The obvious answer to getting in to modify your site is that you'll have password-protected access. The less obvious issues include things like how many passwords can you have, do they log access and do they have audit trails to determine who did what to the site and when. These can be important if you ever need to track a vandalism or hacking problem.

A key area of your agreement is performance standards. You want provisions that take the promises that you've relied upon to choose this hosting business and turn them into contractual obligations. Brochures and verbal promises may not cut it if they screw up your website and you lose money because of that.

You need provisions on when your site will be available to Net surfers (usually 24 by 7 by 365), objective criteria against which to measure the performance of their server hardware and software, and detailed information about their telecommunications capabilities to connect your site to the Net.

You'll want to negotiate remedies in case the system fails.

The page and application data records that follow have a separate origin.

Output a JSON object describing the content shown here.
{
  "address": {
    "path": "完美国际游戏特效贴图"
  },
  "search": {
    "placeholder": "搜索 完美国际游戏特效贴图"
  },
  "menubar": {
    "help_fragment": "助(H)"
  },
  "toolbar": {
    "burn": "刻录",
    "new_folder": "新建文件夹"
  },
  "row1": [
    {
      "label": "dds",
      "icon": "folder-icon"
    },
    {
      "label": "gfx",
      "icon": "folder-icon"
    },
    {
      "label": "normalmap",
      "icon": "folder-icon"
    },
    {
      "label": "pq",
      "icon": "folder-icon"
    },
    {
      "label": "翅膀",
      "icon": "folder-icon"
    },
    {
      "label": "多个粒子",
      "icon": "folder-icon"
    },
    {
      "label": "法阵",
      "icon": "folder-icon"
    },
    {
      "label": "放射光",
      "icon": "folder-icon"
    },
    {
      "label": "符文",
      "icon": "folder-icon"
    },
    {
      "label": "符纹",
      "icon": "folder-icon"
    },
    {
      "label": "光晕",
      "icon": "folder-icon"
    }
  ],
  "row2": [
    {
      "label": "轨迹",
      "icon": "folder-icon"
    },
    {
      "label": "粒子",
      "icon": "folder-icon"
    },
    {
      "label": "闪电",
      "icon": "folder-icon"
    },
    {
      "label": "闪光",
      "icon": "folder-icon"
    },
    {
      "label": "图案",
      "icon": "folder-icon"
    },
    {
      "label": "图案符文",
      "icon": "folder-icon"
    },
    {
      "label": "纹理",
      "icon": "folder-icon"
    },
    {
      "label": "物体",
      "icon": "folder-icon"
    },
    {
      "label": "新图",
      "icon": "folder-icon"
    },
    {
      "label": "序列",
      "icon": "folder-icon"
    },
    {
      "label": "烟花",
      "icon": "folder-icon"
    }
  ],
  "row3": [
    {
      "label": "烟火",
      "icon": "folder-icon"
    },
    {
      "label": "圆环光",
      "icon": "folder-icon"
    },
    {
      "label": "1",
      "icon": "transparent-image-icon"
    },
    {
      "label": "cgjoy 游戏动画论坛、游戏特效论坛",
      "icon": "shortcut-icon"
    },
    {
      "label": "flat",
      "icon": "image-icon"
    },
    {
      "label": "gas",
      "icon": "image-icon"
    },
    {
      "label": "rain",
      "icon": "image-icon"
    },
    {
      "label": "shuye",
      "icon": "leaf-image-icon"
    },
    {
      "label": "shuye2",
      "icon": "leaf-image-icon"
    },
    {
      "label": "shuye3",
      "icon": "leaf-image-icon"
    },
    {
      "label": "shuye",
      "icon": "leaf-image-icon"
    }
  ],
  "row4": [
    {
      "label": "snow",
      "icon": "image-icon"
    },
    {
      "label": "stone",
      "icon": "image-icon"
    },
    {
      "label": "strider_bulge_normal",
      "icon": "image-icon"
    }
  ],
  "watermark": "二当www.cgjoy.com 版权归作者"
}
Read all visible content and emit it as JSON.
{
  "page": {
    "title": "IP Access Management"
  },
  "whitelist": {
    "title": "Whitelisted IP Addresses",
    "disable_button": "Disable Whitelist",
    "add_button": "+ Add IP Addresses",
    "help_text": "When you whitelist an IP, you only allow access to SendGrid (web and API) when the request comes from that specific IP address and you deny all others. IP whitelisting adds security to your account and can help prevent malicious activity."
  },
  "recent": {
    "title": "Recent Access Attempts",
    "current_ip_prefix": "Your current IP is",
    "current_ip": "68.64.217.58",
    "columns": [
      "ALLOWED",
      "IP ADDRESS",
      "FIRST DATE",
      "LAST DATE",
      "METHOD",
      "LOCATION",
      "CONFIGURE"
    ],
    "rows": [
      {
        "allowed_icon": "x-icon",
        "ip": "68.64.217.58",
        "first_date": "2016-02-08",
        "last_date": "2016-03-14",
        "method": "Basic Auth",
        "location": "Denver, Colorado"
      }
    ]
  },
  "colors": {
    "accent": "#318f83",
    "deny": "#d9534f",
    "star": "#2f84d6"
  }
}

Your position should be that you should get more than "I'm sorry" if your B2C (business to consumer) website goes down the weekend before Christmas. Often, you can negotiate for credits toward future hosting fees and other remedies.

Experience tells me that the remedies you can realistically hope to negotiate rarely make you whole. Therefore, your best remedy may be a provision letting you out of the contract early if they don't perform as promised.

These seemingly "routine" agreements are complex and highly specialized. If you don't involve your tech lawyer, you'll have nobody to blame but yourself if things go badly.

Web Hosting Agreements is republished from
Mark Grossman
Mark Grossman